Main Page

From WikiChristian
Jump to: navigation, search
Wooden cross.jpg

Welcome to WikiChristian

A encyclopedia and discussion forum for all Christians to share their faith with 349,901 pages and over a million edits. Statement of Faith | Vision

What is Christianity?

Christianity is about God reaching out his hand in friendship to mankind. Christians believe that the whole world and everything in it was created by God. God is a personal being, a living God who is three, yet one: Father, Son and Spirit, just as we human beings have body, mind and soul! (see the Trinity).

The Bible says God created people in his image, to love him. Yet every person has rebelled against God and sinned. Yet instead of turning his back on us, God became a man, Jesus, who most scholars believe was born about the year 4 BC and lived among us. He taught a message of love throughout Palestine but public opinion turned against him and he was executed as a young man.

He died because of us - the death that we should have died. He was crucified on a cross, but he rose from the dead, and now calls us to trust him, to love him and to repent of our rebellion. If we do this, then we our relationship with God becomes restored and we will live forever with God.

Many non-Christians may think that being a Christian is about belonging to a particular church or following a certain set of rule. Most Christians however would agree that at its root, being a Christian means to be in a living relationship with Jesus.

Who is God?

Love-Of-God-Heart-800px.png

Current Projects

WikiChristian Contents - Christianity

Bible

> Old Testament

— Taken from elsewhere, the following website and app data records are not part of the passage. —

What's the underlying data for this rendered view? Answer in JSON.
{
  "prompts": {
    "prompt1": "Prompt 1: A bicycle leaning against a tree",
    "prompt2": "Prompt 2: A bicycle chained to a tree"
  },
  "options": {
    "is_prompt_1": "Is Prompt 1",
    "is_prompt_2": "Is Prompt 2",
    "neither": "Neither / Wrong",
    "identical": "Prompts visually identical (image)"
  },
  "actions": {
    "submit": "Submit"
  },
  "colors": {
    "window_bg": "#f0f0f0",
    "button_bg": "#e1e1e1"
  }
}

Genesis | Exodus | Leviticus | Numbers | Deuteronomy | Joshua | Judges | Ruth | 1 Samuel | 2 Samuel | 1 Kings | 2 Kings | 1 Chronicles | 2 Chronicles | Ezra | Nehemiah | Esther | Job | Psalms | Proverbs | Ecclesiastes | Song of Solomon | Isaiah | Jeremiah | Lamentations | Ezekiel | Daniel | Hosea | Joel | Amos | Obadiah | Jonah | Micah | Nahum | Habakkuk | Zephaniah | Haggai | Zechariah | Malachi

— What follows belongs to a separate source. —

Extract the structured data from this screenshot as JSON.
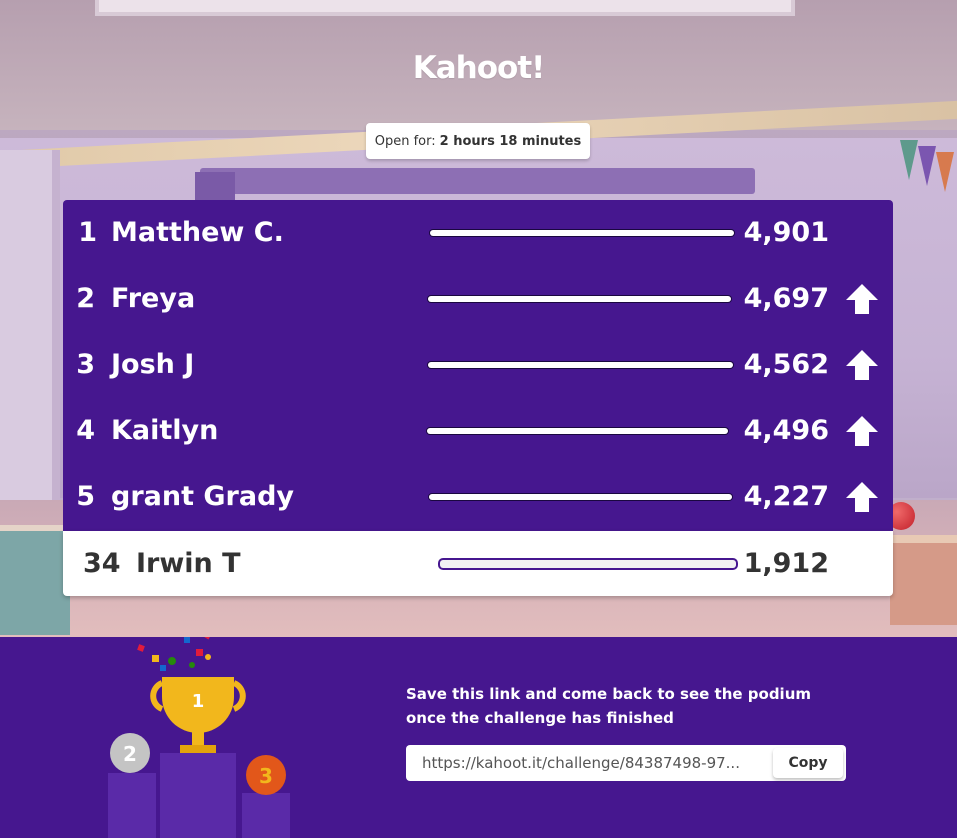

> New Testament

Matthew | Mark | Luke | John | Acts | Romans | 1 Corinthians | 2 Corinthians | Galatians | Ephesians | Philippians | Colossians | 1 Thessalonians | 2 Thessalonians | 1 Timothy | 2 Timothy | Titus | Philemon | Hebrews | James | 1 Peter | 2 Peter | 1 John | 2 John | 3 John | Jude | Revelation

Seek-The-Truth-800px.png

Devotion Of The Day

Ripe Wheat Field


February, 10 - Daily Devotions

February Scripture Portion for Bible Commentary : Leviticus 4 - Deuteronomy 24 including the book of Numbers

Chapter 5 covers the separation from defilement (separation from those unclean). The unclean included the leper and the one defiled by physical secretion or by contact with physical death. This condition incapacitated one to serve the living God, and illustrates the necessity of judging and putting away sin as a barrier to divine fellowship and service.

Restitution had to be made when a person committed wrong in the camp. This restitution is covered in verses 5-10. Unconfessed sin cannot be condoned among God's people. The grace of God, which grants unlimited forgiveness, would be tragic if it did not discipline the believer. As believers, we must deny unGodliness and worldly lusts, and live soberly and righteously before God in this present evil world.

Chapter 6 is a continuation of the laws begun in chapter 5. Verses 1-8 cover the vow of the Nazarite. This was a voluntary dedication of a person of himself to the Lord. It involved abstinence from wine, symbolic of the natural pleasures of life ( Psalm 104:15), and even of grapes in any form, representing earthly joys harmless in themselves, but which cannot give the believer the delight in the Lord which his heart craves. The Nazarite vow also involved long hair, which is, in New Testament teaching, considered to be a reproach to a man (1 Corinthians 11:14). His long hair was the outward badge that he was willing to bear rejection for the Lord. The vow also entailed rigid separation from ceremonial uncleanness contracted by contact with a dead body, even that of a close loved one. Although Samson, Samuel, and John the Baptist were Nazarites, yet the type finds its complete fulfillment in our incarnate Lord, who, completely devoted to the Father, allowed no natural tie to distract Him from His heavenly mission. He was holy, harmless, undefiled, separate from sinners.

Various sacrificial rituals were prescribed for the cleansing of the Nazarite from defilement. All of them point to the finished redemptive work of Christ. Defilement of a dedicated saint is cleansed only by confession and forgiveness (1 John 1:7-9).


Note to users: The wiki is currently operating in safe mode. Editing is limited to users with certain privileges in order to deal with spam. You can create a new user account, and confirm your email ID in order to obtain ability to edit pages. Learn how to be an editor or sysop at WikiChristian.